HTCWP: A previous study of yours which was published in Pain several years ago showed that doing the same exercises, but in a different order, doesn’t work. How come?
Dr. M: Nice question! I think, though I’m not sure, that the above theory applies to this. I think that the first stage seems important because it might unlock the connection in the brain, a completely unconscious connection, between limb movement and danger. The second stage seems to be important because it reinforces this without moving the sensitive body part. The third stage with the mirrors might use visual information, which says that everything is fine, to continue this.
There is another theory that the process remaps the body part without activating the pain networks. I’m not sure if one theory is better than the other. Perhaps both are wrong. All I think I’m confident about is that if you change the order, it doesn’t work.
HTCWP: How soon will your treatment be routinely available?

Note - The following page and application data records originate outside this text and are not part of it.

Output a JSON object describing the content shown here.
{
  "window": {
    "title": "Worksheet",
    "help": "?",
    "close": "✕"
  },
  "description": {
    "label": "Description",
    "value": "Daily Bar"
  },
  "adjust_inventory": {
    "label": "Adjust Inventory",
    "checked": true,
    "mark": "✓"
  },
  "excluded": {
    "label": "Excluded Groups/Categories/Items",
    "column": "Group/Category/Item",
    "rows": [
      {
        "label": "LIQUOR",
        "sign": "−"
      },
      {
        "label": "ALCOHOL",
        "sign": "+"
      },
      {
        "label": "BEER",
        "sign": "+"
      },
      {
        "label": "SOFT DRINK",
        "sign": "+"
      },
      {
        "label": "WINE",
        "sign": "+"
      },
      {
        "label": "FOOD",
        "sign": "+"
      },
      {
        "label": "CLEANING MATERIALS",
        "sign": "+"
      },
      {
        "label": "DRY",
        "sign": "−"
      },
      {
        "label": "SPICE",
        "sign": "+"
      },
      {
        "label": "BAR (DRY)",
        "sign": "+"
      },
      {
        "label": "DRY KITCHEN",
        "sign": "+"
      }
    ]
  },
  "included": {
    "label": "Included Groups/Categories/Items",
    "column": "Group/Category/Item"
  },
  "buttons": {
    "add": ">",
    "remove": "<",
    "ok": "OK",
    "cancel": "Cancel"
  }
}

Dr. M: I have no idea. It’s not really my treatment – I just put other stuff together. Anyone can do it. There are commercially available software programs for doing the laterality recognition thing – NOI Group has one called “Recognise,” which I think is excellent. There may be others too. So, there’s nothing stopping anyone doing it.
The information that we give to people is well covered in a book called Explain Pain. It’s a great book and is aimed at patients to go through with their clinicians – I reckon, as does the American Pain Society newsletter apparently, that every clinician should have one that they should read, and then let their patients look at.

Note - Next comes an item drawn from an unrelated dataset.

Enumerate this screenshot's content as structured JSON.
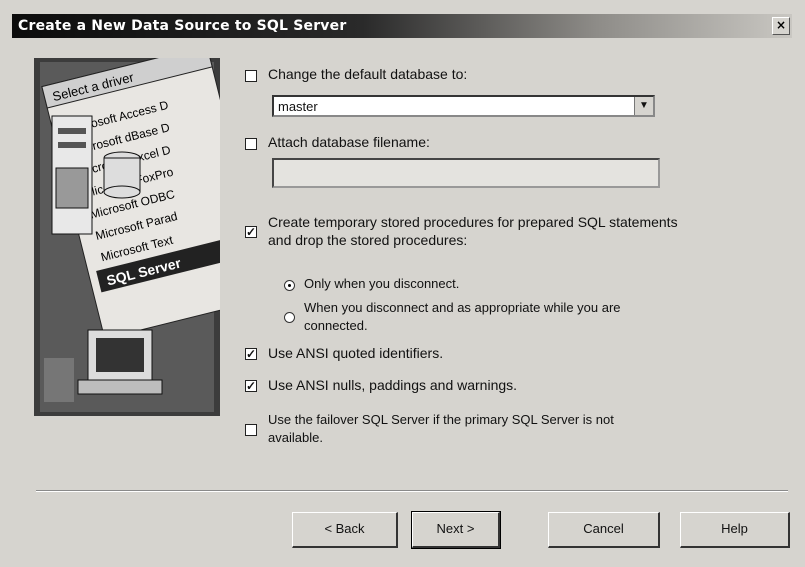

HTCWP: Any other research about pain treatment that you’re doing?
Dr. M: Yeah, we are doing other stuff. The main thing at the moment is in people with CRPS, and others, who haven’t responded to motor imagery and in people with other conditions who haven’t been told how their biology is making it happen. We are getting encouraging results but it is in the early days.
HTCWP: Who else is doing research in pain treatments that you feel is promising and exciting?
Dr. M: I think the mindfulness stuff that some people are doing is potentially exciting, but I don’t think there is much evidence yet. I think that a group in UCLA did a groovy study that used biofeedback to help people turn off their pain – it was with brain imaging in real time – seemed potentially excellent. Don’t know where that is up to, but it is potentially cool.
HTCWP: What advances in treatment can patients look forward to in the next 3 or so years? What great things are coming in 5-10 years?
Dr. M: No idea really. I think that the more we learn about consciousness, the more we’ll learn about pain and pain management. However, to comment on where we’ll be in 3, 5, or 10 years requires a crystal ball I don’t have. So, no idea. Sorry.
Thanks to Dr. Moseley for a thoughtful, educational interview. In addition to the vast knowledge that Dr. Moseley has, he also shows the humbleness and ability to say ‘I don’t know’ that great clinicians and researchers share. We’ll look forward to more exciting work from Dr. Moseley and his colleagues.